As for what “Atlanticness” stands for, Mendelsund says it’s a “really interesting dialectic between smart, rigorous, historically informed forthright journalism and a kind of radicalism.” For example, only after all the digging did Mendelsund discover that the magazine was founded as an abolitionist publication.
Eschewing the current zeitgeist that sees magazine design largely informed by what’s happening online, Medelsund and Munday turned toward tradition. The redesign makes use of classical grids and typography, and the team even created a suite of custom engraving-style adornments based on The Atlantic’s nautical vernacular.
Mendelsund explains “we weren’t borrowing tropes from the digital space, trying to bully the reader’s attention. For us as designers, we wanted to capture the classicism and historical continuity of the magazine while presenting something new. You don’t want to create something fusty and old-fashioned, though you do want to remind people we’re one of the longest-lived magazines in the country.”
“It was more about the process of distillation—how do we capture the spirit and history here—than about how do we make a cool magazine that will stand out among magazines now,” adds Munday. “We did less looking around and more looking within.”
A for Atlantic
And then there’s the single-letter logo, the most striking aspect of the redesign.

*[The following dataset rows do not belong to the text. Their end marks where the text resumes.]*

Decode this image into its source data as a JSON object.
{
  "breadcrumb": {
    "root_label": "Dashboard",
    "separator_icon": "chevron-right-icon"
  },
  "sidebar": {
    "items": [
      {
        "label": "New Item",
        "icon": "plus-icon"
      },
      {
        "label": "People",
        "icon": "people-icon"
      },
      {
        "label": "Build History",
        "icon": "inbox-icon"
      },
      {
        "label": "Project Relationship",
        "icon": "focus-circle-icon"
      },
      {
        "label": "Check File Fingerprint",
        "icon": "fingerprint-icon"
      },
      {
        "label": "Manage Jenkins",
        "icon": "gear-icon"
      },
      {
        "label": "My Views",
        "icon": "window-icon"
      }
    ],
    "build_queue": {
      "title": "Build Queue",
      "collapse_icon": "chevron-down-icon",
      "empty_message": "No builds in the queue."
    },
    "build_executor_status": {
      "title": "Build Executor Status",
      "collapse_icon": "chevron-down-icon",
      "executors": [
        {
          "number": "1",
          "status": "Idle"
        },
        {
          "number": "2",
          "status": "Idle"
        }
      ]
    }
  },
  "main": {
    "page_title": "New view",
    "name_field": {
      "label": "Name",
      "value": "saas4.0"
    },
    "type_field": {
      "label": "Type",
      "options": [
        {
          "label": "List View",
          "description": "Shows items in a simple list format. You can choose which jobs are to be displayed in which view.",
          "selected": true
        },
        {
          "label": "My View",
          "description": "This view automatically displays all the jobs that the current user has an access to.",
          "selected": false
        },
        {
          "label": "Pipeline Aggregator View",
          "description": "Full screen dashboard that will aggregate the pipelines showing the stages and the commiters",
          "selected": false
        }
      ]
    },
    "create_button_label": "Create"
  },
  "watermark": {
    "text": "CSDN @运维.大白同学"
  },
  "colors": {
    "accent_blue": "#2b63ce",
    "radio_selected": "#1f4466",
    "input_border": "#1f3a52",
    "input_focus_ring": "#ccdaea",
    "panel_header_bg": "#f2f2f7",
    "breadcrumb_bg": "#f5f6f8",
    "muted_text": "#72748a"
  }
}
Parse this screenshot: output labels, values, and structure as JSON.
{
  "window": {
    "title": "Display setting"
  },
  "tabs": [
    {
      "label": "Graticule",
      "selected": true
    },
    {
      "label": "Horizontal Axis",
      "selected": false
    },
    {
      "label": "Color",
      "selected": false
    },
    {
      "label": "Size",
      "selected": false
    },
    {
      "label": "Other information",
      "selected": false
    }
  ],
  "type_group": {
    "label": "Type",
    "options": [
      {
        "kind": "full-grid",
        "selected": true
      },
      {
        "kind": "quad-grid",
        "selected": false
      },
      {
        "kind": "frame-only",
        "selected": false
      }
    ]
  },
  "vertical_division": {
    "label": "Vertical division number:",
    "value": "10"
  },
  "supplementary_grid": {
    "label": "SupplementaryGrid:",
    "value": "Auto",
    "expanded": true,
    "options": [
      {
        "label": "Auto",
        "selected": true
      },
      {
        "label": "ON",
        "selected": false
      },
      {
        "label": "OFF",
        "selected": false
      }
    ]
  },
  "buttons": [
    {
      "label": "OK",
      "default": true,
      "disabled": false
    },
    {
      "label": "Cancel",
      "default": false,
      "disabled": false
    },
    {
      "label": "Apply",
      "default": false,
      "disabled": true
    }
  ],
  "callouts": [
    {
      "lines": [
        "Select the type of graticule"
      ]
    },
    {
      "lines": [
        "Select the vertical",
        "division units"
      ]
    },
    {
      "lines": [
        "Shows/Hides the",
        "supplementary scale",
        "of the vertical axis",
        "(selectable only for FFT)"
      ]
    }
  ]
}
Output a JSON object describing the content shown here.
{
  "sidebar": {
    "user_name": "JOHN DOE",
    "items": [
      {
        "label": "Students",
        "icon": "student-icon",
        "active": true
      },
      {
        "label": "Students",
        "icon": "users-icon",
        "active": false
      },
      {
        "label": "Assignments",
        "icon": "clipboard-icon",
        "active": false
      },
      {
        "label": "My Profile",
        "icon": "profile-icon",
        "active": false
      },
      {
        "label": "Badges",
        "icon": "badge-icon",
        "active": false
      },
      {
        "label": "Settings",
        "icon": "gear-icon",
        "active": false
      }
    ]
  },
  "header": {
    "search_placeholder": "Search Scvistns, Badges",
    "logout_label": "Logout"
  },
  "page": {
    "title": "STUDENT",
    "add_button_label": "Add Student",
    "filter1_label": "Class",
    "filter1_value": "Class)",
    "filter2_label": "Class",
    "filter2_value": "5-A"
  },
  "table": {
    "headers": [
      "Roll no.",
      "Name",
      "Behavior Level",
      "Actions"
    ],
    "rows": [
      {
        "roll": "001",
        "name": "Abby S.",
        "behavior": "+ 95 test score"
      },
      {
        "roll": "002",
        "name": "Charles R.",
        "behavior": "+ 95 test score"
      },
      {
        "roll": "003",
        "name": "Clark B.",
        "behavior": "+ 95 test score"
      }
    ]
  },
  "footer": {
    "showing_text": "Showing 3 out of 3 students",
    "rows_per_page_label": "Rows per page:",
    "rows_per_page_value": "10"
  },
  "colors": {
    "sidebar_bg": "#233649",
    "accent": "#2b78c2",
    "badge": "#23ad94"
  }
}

The magazine’s last full redesign happened in 2009, and during that time the team had pulled an old wordmark, which was then redrawn. “It was a very deliberate and direct gesture to history,” says Munday.
With the current redesign, Mendelsund and Munday took a bolder step. The single A was “the first thing we tried, and there was a brief moment of excitement between the two of us,” says Medelsund. They then “closed the document, tried ... over a hundred different logos and compositions of the cover as a starting point, and made our way back there.”
You might notice that unlike the previous italicized wordmark, the A is now in roman, or normal, type. The upright letter conveys more authority, Mendelsund says. “Italics are typically not meant to work as a main graphical components but rather call attention in a body of text that is upright.”
As for the typeface, “we started with a condensed capital A that pointed toward an old version of The Atlantic logo drawn by Boston Type Foundry in the mid-19th century,” Munday explains. At first, it wasn’t quite right, so they made some adjustments. “We needed something that felt weightier or slightly more bespoke.” The design team added a notch to the top of the A and adjusted the feet. They then hired typographer Jeremy Mickel for final refinement.
That process also led to the creation of a new custom Atlantic condensed typeface, a full alphabet based on the original Boston Type Foundry sample used for the A, which will now be used throughout the magazine’s feature well.
As with many rebrands today, the A also fulfills the role of representing the brand succinctly in shrinking media spaces. “At first, when Peter and Oliver started talking about this, I was intrigued and a bit shocked at how different that would be,” says Goldberg. “But Peter pulled out his phone and went to our app, and it turns out that we’re using it as a mark already. The argument had a powerful logic to it—we want to associate The Atlantic with the simplest, most beautiful mark possible, and it turns out we were already leaning on that A in a lot of ways.”
Literary fans might also appreciate the A’s serendipitous nod to the magazine’s roots, Goldberg adds. One of the magazine’s earliest writers was Nathaniel Hawthorne, who served as a civil war correspondent and arguably is most famously known as the author of “The Scarlet Letter.”
Overall, Goldberg believes the redesign represents a marriage of “elegance and urgency,” he says. “One of the things I was worried about was that it would feel too stately, too still, but this feels like a magazine that’s on top of the main issues of the day, while using art in interesting and contemporary ways to help the stories make their point.”